Report back each line of the records that contains the string "window".

══════════

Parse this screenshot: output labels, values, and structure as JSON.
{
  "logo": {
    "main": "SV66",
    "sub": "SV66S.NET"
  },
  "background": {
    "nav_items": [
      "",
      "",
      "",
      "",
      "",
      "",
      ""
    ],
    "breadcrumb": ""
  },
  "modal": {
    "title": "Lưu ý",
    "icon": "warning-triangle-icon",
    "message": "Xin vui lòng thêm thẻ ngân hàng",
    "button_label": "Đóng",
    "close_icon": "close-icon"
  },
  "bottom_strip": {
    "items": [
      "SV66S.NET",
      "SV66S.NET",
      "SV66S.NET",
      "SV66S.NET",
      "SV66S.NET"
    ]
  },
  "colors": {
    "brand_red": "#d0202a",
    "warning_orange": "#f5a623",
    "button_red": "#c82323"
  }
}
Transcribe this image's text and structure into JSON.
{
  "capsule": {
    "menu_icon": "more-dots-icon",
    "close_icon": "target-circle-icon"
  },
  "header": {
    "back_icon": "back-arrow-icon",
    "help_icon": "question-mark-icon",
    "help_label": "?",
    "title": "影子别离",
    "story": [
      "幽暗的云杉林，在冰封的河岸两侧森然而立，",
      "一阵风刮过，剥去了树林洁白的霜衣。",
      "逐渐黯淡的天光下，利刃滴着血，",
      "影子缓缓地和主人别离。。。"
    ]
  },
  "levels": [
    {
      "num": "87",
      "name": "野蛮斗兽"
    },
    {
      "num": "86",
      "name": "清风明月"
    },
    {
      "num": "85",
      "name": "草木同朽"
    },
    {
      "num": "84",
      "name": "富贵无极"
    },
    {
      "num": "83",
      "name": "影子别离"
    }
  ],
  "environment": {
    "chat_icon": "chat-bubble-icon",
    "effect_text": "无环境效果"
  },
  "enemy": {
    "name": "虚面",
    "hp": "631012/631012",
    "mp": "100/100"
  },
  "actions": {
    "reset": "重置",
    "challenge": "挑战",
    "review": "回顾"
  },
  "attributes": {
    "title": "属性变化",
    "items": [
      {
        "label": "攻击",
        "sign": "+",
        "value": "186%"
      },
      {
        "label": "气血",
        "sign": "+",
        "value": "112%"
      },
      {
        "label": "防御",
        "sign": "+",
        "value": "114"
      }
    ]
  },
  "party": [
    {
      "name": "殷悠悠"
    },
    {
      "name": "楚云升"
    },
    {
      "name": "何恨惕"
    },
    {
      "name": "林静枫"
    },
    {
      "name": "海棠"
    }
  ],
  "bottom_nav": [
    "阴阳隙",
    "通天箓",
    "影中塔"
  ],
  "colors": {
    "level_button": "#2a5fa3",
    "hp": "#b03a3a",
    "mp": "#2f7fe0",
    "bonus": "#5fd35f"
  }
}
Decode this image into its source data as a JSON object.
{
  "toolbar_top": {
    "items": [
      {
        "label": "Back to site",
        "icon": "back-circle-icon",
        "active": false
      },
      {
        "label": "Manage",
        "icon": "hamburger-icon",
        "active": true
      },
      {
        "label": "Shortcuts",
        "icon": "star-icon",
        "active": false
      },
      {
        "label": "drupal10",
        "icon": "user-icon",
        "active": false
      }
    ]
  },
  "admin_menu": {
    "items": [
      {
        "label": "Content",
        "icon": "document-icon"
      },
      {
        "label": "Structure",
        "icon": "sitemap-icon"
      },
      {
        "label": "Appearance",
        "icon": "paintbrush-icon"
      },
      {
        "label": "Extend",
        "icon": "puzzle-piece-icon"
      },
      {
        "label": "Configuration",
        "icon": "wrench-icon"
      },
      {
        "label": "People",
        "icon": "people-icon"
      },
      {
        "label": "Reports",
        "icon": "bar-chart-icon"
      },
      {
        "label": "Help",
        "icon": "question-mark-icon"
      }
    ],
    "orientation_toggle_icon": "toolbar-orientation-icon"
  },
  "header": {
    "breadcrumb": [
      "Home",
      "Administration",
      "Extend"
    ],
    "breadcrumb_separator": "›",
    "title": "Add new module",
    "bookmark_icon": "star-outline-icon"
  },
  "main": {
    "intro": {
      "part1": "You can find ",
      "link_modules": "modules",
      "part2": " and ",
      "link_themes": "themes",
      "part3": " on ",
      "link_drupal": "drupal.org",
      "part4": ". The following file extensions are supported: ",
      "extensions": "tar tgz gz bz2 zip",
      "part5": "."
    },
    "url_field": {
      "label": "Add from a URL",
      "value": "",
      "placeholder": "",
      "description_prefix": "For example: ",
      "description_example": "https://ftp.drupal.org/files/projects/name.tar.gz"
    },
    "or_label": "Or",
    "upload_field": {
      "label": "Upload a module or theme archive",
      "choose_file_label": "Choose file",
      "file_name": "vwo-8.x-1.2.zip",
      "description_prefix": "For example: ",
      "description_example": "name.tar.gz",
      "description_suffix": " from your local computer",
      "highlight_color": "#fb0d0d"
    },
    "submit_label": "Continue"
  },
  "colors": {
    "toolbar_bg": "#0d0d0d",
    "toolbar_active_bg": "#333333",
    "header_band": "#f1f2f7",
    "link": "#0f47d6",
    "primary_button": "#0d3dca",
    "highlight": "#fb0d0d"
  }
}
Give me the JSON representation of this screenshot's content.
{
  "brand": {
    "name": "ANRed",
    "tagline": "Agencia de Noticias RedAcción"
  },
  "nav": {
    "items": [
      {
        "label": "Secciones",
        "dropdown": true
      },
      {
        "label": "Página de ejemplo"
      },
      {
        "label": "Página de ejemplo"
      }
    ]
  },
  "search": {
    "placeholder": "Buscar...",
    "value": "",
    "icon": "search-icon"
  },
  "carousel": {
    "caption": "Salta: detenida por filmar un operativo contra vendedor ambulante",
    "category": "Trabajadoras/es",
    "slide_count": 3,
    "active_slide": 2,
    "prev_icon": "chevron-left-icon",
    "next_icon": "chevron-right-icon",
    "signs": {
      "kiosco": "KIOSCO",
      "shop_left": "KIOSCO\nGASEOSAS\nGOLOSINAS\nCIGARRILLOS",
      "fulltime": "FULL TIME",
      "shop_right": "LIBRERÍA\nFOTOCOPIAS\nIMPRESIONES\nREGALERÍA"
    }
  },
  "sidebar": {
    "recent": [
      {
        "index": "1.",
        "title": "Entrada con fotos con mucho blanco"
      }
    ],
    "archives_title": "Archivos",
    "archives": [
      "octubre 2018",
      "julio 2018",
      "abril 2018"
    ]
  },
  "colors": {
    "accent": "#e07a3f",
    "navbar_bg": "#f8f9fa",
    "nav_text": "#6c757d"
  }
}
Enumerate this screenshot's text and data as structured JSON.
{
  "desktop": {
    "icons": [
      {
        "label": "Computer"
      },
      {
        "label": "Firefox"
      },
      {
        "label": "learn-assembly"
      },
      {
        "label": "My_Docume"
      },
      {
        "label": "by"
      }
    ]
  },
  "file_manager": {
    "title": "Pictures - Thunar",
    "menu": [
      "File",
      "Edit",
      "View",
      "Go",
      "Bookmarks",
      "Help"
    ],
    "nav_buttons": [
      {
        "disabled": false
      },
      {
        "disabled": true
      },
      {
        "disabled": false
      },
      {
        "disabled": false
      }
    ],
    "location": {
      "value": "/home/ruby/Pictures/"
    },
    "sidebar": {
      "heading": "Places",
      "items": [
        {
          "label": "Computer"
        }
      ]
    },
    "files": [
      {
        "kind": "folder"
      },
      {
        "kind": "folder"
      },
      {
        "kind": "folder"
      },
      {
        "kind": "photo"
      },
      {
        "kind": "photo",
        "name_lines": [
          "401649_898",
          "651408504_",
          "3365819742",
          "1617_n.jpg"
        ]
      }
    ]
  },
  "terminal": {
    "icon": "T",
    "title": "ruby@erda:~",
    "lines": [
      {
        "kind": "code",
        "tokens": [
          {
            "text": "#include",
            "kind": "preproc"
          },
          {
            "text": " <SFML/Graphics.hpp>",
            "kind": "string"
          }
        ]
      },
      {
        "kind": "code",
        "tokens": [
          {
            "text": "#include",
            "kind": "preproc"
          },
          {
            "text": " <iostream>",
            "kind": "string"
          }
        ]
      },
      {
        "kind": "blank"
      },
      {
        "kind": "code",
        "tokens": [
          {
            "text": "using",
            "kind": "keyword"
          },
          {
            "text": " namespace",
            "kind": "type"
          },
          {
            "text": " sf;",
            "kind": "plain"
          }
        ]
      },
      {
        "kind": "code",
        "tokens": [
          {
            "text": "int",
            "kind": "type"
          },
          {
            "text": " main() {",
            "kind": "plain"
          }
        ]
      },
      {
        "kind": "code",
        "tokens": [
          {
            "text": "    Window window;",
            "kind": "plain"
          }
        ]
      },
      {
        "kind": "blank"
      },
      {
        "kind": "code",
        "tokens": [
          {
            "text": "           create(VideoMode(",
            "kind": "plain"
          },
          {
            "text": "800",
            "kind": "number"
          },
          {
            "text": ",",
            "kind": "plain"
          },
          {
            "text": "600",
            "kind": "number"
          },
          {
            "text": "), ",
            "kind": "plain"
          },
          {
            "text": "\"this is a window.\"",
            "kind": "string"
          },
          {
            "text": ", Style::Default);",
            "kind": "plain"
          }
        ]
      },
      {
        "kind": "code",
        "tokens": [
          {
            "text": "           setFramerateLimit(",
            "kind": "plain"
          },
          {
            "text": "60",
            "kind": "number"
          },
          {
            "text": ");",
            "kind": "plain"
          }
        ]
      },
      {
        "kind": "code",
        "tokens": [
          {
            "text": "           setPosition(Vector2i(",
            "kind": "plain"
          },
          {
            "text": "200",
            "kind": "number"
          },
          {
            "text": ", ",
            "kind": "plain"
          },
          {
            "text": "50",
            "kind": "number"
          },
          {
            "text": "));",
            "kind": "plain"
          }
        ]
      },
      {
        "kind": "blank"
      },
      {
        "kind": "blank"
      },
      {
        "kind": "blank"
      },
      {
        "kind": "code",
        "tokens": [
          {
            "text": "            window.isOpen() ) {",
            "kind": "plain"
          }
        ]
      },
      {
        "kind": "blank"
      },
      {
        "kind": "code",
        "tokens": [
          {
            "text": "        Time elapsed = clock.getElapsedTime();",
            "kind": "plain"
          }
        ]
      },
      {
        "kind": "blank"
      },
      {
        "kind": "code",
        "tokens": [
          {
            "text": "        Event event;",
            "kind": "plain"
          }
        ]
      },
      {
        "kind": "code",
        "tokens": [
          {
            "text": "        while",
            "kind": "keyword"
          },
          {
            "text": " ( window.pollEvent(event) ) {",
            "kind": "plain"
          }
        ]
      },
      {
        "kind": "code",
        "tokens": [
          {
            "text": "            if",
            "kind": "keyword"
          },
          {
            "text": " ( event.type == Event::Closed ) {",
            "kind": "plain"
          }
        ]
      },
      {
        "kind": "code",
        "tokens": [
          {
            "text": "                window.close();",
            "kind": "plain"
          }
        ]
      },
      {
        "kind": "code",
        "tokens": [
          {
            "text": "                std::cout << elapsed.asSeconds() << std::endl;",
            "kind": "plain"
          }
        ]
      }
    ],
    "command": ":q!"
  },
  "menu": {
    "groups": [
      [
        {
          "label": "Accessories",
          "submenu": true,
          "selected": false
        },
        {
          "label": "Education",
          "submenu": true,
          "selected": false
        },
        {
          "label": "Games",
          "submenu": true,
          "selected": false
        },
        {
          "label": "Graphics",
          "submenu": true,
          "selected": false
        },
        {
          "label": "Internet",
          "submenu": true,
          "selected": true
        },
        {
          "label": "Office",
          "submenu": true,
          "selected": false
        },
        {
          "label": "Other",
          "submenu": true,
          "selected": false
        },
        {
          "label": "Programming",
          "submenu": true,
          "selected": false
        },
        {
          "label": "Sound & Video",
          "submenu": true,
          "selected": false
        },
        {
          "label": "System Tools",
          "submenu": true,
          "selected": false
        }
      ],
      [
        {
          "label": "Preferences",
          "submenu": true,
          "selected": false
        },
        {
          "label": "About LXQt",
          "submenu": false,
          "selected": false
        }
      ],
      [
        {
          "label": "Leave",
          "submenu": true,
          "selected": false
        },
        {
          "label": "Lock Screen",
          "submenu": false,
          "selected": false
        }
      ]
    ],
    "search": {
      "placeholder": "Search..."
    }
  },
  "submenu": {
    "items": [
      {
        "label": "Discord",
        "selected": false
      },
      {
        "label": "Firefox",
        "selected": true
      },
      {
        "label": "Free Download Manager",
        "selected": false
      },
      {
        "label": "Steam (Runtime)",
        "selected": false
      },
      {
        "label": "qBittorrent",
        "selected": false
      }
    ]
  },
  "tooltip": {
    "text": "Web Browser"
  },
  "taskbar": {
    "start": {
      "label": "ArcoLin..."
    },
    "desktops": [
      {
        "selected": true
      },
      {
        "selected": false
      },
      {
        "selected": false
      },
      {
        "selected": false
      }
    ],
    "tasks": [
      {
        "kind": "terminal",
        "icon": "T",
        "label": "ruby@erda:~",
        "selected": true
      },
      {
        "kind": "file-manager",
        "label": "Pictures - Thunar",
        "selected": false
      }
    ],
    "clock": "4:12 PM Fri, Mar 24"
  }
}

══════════

* **Task output**:
            "text": "    Window window;",
            "text": "\"this is a window.\"",
            "text": "            window.isOpen() ) {",
            "text": " ( window.pollEvent(event) ) {",
            "text": "                window.close();",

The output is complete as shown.